-- Task inputs follows --

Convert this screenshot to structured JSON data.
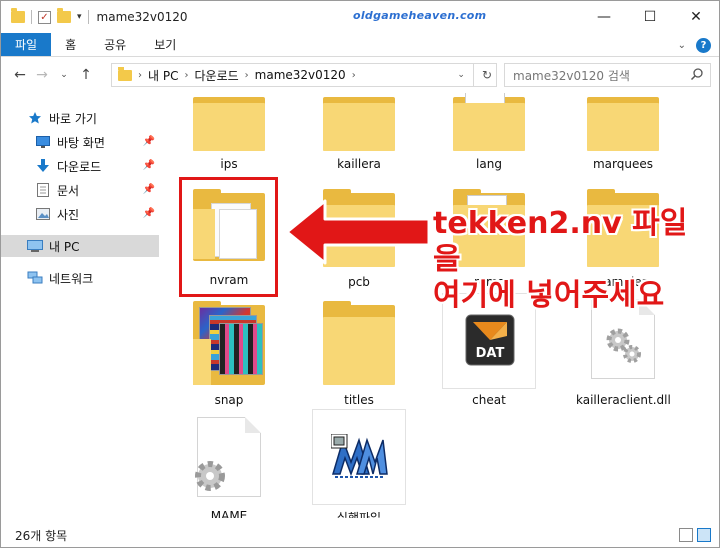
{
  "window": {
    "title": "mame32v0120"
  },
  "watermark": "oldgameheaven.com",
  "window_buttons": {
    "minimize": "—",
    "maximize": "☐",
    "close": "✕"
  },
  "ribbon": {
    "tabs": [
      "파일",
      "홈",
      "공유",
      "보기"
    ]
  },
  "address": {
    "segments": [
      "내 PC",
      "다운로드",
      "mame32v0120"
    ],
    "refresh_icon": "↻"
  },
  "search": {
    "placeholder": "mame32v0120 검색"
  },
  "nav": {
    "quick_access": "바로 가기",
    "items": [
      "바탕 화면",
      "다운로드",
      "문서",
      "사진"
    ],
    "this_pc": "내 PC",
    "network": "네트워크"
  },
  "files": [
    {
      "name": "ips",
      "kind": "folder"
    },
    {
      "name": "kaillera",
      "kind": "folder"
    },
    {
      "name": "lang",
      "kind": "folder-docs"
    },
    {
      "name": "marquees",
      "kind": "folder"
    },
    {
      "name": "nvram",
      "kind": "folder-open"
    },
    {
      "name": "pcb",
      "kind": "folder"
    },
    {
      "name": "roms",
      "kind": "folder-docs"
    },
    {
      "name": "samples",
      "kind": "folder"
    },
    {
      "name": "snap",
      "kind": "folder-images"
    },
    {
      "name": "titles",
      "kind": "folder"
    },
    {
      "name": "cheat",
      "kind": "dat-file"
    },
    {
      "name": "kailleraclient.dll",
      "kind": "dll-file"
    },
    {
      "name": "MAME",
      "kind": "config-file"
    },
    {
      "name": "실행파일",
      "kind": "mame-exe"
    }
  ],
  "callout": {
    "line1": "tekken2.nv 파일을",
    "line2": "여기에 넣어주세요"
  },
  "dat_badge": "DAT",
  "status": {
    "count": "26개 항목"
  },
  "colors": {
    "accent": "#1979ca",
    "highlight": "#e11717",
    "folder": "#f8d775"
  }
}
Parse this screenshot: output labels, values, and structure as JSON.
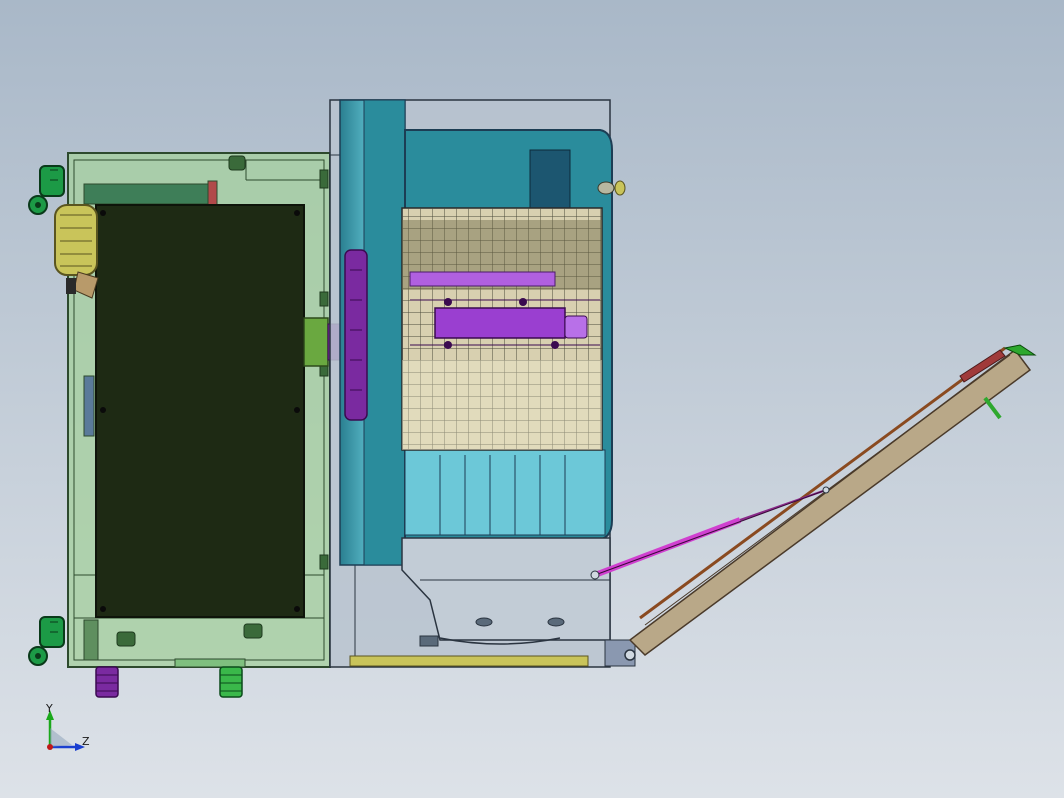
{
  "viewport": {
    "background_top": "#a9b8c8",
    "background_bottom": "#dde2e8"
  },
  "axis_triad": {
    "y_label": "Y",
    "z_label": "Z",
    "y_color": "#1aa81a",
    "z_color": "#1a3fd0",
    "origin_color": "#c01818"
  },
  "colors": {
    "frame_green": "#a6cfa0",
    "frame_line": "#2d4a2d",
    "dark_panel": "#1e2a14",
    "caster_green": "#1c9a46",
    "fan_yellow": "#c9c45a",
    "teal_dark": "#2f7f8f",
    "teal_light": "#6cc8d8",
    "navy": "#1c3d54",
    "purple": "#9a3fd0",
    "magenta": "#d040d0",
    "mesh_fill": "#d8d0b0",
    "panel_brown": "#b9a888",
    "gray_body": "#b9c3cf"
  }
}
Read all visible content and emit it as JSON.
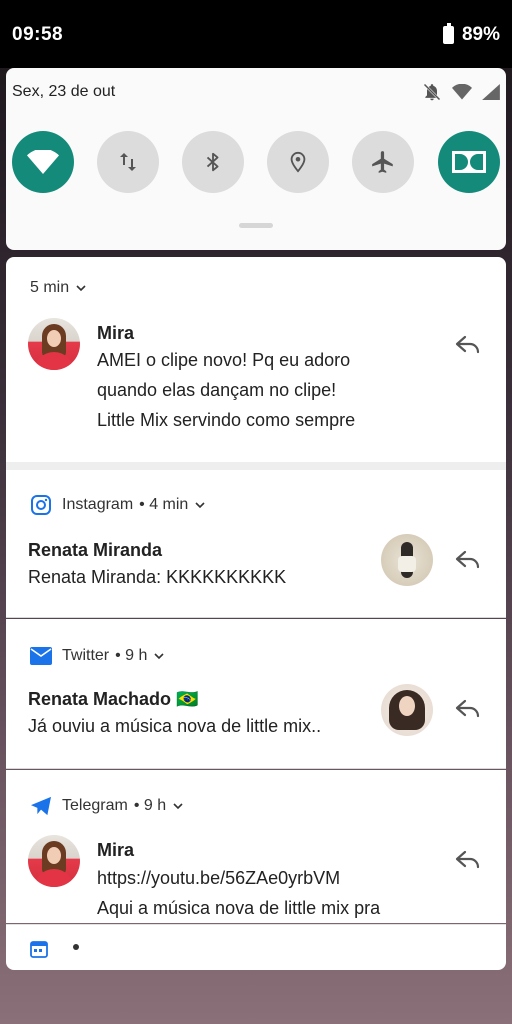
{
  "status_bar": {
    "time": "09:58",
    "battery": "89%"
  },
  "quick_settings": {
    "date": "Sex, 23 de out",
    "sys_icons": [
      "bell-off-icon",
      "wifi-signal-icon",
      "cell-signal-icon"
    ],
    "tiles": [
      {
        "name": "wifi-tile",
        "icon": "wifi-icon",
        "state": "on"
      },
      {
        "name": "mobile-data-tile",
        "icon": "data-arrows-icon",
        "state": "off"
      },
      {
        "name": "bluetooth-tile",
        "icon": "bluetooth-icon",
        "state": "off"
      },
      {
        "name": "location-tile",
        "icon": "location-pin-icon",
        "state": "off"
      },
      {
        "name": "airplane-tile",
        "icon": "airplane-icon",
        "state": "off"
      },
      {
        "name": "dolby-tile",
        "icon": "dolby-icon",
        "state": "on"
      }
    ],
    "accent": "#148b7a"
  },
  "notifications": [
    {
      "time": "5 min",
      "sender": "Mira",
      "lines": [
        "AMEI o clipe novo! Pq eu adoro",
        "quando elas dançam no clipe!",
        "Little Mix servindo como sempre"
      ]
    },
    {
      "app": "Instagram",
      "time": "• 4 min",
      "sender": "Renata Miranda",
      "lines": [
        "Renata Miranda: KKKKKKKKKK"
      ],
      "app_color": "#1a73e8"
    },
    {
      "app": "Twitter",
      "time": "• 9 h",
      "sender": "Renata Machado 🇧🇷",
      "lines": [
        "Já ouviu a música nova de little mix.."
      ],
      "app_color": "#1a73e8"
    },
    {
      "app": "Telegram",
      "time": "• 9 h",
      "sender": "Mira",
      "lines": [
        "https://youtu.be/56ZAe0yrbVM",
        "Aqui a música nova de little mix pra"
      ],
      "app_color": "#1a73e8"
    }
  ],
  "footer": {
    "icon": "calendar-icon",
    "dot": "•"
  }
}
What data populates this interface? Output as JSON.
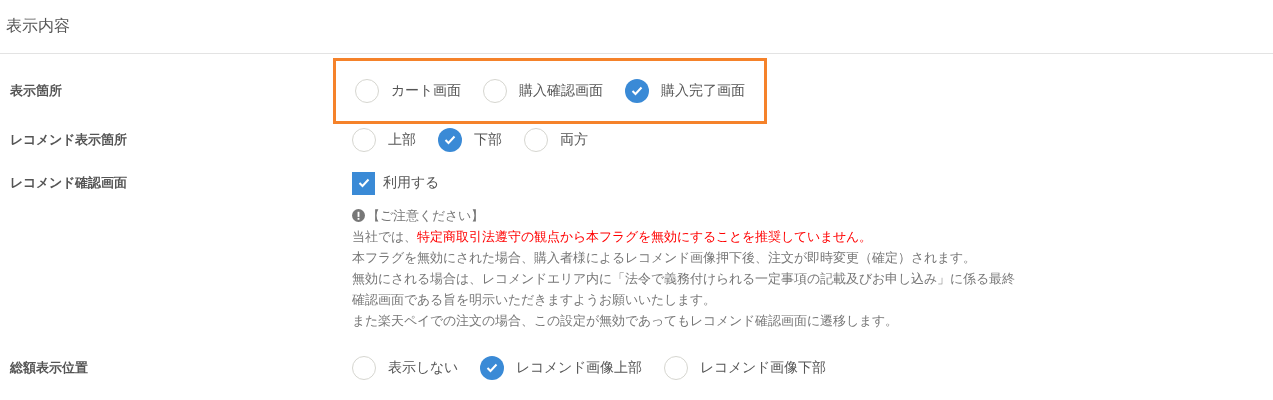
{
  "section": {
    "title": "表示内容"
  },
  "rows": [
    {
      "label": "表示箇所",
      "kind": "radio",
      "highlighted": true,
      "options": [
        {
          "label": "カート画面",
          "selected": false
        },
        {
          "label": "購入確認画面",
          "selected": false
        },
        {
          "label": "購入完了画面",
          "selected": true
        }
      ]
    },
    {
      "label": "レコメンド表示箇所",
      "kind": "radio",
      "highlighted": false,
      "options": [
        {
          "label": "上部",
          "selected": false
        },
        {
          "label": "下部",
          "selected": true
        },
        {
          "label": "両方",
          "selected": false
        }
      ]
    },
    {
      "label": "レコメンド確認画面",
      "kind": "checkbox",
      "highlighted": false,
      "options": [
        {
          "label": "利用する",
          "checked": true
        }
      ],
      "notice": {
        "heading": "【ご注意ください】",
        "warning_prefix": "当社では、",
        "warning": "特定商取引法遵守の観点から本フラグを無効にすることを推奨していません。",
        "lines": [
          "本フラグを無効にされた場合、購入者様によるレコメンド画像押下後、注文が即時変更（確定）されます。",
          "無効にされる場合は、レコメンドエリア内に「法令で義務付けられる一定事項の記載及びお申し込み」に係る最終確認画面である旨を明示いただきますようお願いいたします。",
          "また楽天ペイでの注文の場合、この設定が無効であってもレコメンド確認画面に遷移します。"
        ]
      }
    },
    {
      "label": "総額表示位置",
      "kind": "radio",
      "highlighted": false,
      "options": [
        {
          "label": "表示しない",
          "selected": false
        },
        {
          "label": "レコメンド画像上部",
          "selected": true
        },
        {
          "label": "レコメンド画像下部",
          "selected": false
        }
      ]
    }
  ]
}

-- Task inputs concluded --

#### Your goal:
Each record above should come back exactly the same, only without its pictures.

#### Task output:
Convert this screenshot to structured JSON data.
{
  "window": {
    "title": "mame32v0120"
  },
  "watermark": "oldgameheaven.com",
  "window_buttons": {
    "minimize": "—",
    "maximize": "☐",
    "close": "✕"
  },
  "ribbon": {
    "tabs": [
      "파일",
      "홈",
      "공유",
      "보기"
    ]
  },
  "address": {
    "segments": [
      "내 PC",
      "다운로드",
      "mame32v0120"
    ],
    "refresh_icon": "↻"
  },
  "search": {
    "placeholder": "mame32v0120 검색"
  },
  "nav": {
    "quick_access": "바로 가기",
    "items": [
      "바탕 화면",
      "다운로드",
      "문서",
      "사진"
    ],
    "this_pc": "내 PC",
    "network": "네트워크"
  },
  "files": [
    {
      "name": "ips",
      "kind": "folder"
    },
    {
      "name": "kaillera",
      "kind": "folder"
    },
    {
      "name": "lang",
      "kind": "folder-docs"
    },
    {
      "name": "marquees",
      "kind": "folder"
    },
    {
      "name": "nvram",
      "kind": "folder-open"
    },
    {
      "name": "pcb",
      "kind": "folder"
    },
    {
      "name": "roms",
      "kind": "folder-docs"
    },
    {
      "name": "samples",
      "kind": "folder"
    },
    {
      "name": "snap",
      "kind": "folder-images"
    },
    {
      "name": "titles",
      "kind": "folder"
    },
    {
      "name": "cheat",
      "kind": "dat-file"
    },
    {
      "name": "kailleraclient.dll",
      "kind": "dll-file"
    },
    {
      "name": "MAME",
      "kind": "config-file"
    },
    {
      "name": "실행파일",
      "kind": "mame-exe"
    }
  ],
  "callout": {
    "line1": "tekken2.nv 파일을",
    "line2": "여기에 넣어주세요"
  },
  "dat_badge": "DAT",
  "status": {
    "count": "26개 항목"
  },
  "colors": {
    "accent": "#1979ca",
    "highlight": "#e11717",
    "folder": "#f8d775"
  }
}
Parse this screenshot: output labels, values, and structure as JSON.
{
  "viewport": {
    "background_top": "#a9b8c8",
    "background_bottom": "#dde2e8"
  },
  "axis_triad": {
    "y_label": "Y",
    "z_label": "Z",
    "y_color": "#1aa81a",
    "z_color": "#1a3fd0",
    "origin_color": "#c01818"
  },
  "colors": {
    "frame_green": "#a6cfa0",
    "frame_line": "#2d4a2d",
    "dark_panel": "#1e2a14",
    "caster_green": "#1c9a46",
    "fan_yellow": "#c9c45a",
    "teal_dark": "#2f7f8f",
    "teal_light": "#6cc8d8",
    "navy": "#1c3d54",
    "purple": "#9a3fd0",
    "magenta": "#d040d0",
    "mesh_fill": "#d8d0b0",
    "panel_brown": "#b9a888",
    "gray_body": "#b9c3cf"
  }
}
Read all visible content and emit it as JSON.
{
  "status_bar": {
    "time": "09:58",
    "battery": "89%"
  },
  "quick_settings": {
    "date": "Sex, 23 de out",
    "sys_icons": [
      "bell-off-icon",
      "wifi-signal-icon",
      "cell-signal-icon"
    ],
    "tiles": [
      {
        "name": "wifi-tile",
        "icon": "wifi-icon",
        "state": "on"
      },
      {
        "name": "mobile-data-tile",
        "icon": "data-arrows-icon",
        "state": "off"
      },
      {
        "name": "bluetooth-tile",
        "icon": "bluetooth-icon",
        "state": "off"
      },
      {
        "name": "location-tile",
        "icon": "location-pin-icon",
        "state": "off"
      },
      {
        "name": "airplane-tile",
        "icon": "airplane-icon",
        "state": "off"
      },
      {
        "name": "dolby-tile",
        "icon": "dolby-icon",
        "state": "on"
      }
    ],
    "accent": "#148b7a"
  },
  "notifications": [
    {
      "time": "5 min",
      "sender": "Mira",
      "lines": [
        "AMEI o clipe novo! Pq eu adoro",
        "quando elas dançam no clipe!",
        "Little Mix servindo como sempre"
      ]
    },
    {
      "app": "Instagram",
      "time": "• 4 min",
      "sender": "Renata Miranda",
      "lines": [
        "Renata Miranda: KKKKKKKKKK"
      ],
      "app_color": "#1a73e8"
    },
    {
      "app": "Twitter",
      "time": "• 9 h",
      "sender": "Renata Machado 🇧🇷",
      "lines": [
        "Já ouviu a música nova de little mix.."
      ],
      "app_color": "#1a73e8"
    },
    {
      "app": "Telegram",
      "time": "• 9 h",
      "sender": "Mira",
      "lines": [
        "https://youtu.be/56ZAe0yrbVM",
        "Aqui a música nova de little mix pra"
      ],
      "app_color": "#1a73e8"
    }
  ],
  "footer": {
    "icon": "calendar-icon",
    "dot": "•"
  }
}
What data populates this interface? Output as JSON.
{
  "section": {
    "title": "表示内容"
  },
  "rows": [
    {
      "label": "表示箇所",
      "kind": "radio",
      "highlighted": true,
      "options": [
        {
          "label": "カート画面",
          "selected": false
        },
        {
          "label": "購入確認画面",
          "selected": false
        },
        {
          "label": "購入完了画面",
          "selected": true
        }
      ]
    },
    {
      "label": "レコメンド表示箇所",
      "kind": "radio",
      "highlighted": false,
      "options": [
        {
          "label": "上部",
          "selected": false
        },
        {
          "label": "下部",
          "selected": true
        },
        {
          "label": "両方",
          "selected": false
        }
      ]
    },
    {
      "label": "レコメンド確認画面",
      "kind": "checkbox",
      "highlighted": false,
      "options": [
        {
          "label": "利用する",
          "checked": true
        }
      ],
      "notice": {
        "heading": "【ご注意ください】",
        "warning_prefix": "当社では、",
        "warning": "特定商取引法遵守の観点から本フラグを無効にすることを推奨していません。",
        "lines": [
          "本フラグを無効にされた場合、購入者様によるレコメンド画像押下後、注文が即時変更（確定）されます。",
          "無効にされる場合は、レコメンドエリア内に「法令で義務付けられる一定事項の記載及びお申し込み」に係る最終確認画面である旨を明示いただきますようお願いいたします。",
          "また楽天ペイでの注文の場合、この設定が無効であってもレコメンド確認画面に遷移します。"
        ]
      }
    },
    {
      "label": "総額表示位置",
      "kind": "radio",
      "highlighted": false,
      "options": [
        {
          "label": "表示しない",
          "selected": false
        },
        {
          "label": "レコメンド画像上部",
          "selected": true
        },
        {
          "label": "レコメンド画像下部",
          "selected": false
        }
      ]
    }
  ]
}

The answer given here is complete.